◆ PROVIDED ENTRIES ◆
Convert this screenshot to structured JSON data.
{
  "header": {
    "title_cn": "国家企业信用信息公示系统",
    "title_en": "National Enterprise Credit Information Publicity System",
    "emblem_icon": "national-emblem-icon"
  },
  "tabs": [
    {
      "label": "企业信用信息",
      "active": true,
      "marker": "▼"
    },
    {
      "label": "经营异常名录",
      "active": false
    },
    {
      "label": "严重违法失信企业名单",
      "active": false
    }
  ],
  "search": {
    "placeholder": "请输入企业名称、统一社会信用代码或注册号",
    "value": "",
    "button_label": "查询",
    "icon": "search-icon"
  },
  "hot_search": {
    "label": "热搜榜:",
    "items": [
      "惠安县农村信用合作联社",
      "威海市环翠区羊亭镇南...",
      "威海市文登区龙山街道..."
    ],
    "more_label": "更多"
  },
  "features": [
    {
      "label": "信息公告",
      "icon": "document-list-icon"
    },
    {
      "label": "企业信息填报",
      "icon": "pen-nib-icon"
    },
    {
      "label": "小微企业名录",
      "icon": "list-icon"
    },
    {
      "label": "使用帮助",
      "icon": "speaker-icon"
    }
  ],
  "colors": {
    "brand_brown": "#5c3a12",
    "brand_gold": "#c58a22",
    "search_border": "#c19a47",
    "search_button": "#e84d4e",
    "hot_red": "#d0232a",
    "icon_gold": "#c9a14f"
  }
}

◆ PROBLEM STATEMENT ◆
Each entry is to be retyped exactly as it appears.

◆ ANSWER TO THE EXERCISE ◆
Convert this screenshot to structured JSON data.
{
  "header": {
    "title_cn": "国家企业信用信息公示系统",
    "title_en": "National Enterprise Credit Information Publicity System",
    "emblem_icon": "national-emblem-icon"
  },
  "tabs": [
    {
      "label": "企业信用信息",
      "active": true,
      "marker": "▼"
    },
    {
      "label": "经营异常名录",
      "active": false
    },
    {
      "label": "严重违法失信企业名单",
      "active": false
    }
  ],
  "search": {
    "placeholder": "请输入企业名称、统一社会信用代码或注册号",
    "value": "",
    "button_label": "查询",
    "icon": "search-icon"
  },
  "hot_search": {
    "label": "热搜榜:",
    "items": [
      "惠安县农村信用合作联社",
      "威海市环翠区羊亭镇南...",
      "威海市文登区龙山街道..."
    ],
    "more_label": "更多"
  },
  "features": [
    {
      "label": "信息公告",
      "icon": "document-list-icon"
    },
    {
      "label": "企业信息填报",
      "icon": "pen-nib-icon"
    },
    {
      "label": "小微企业名录",
      "icon": "list-icon"
    },
    {
      "label": "使用帮助",
      "icon": "speaker-icon"
    }
  ],
  "colors": {
    "brand_brown": "#5c3a12",
    "brand_gold": "#c58a22",
    "search_border": "#c19a47",
    "search_button": "#e84d4e",
    "hot_red": "#d0232a",
    "icon_gold": "#c9a14f"
  }
}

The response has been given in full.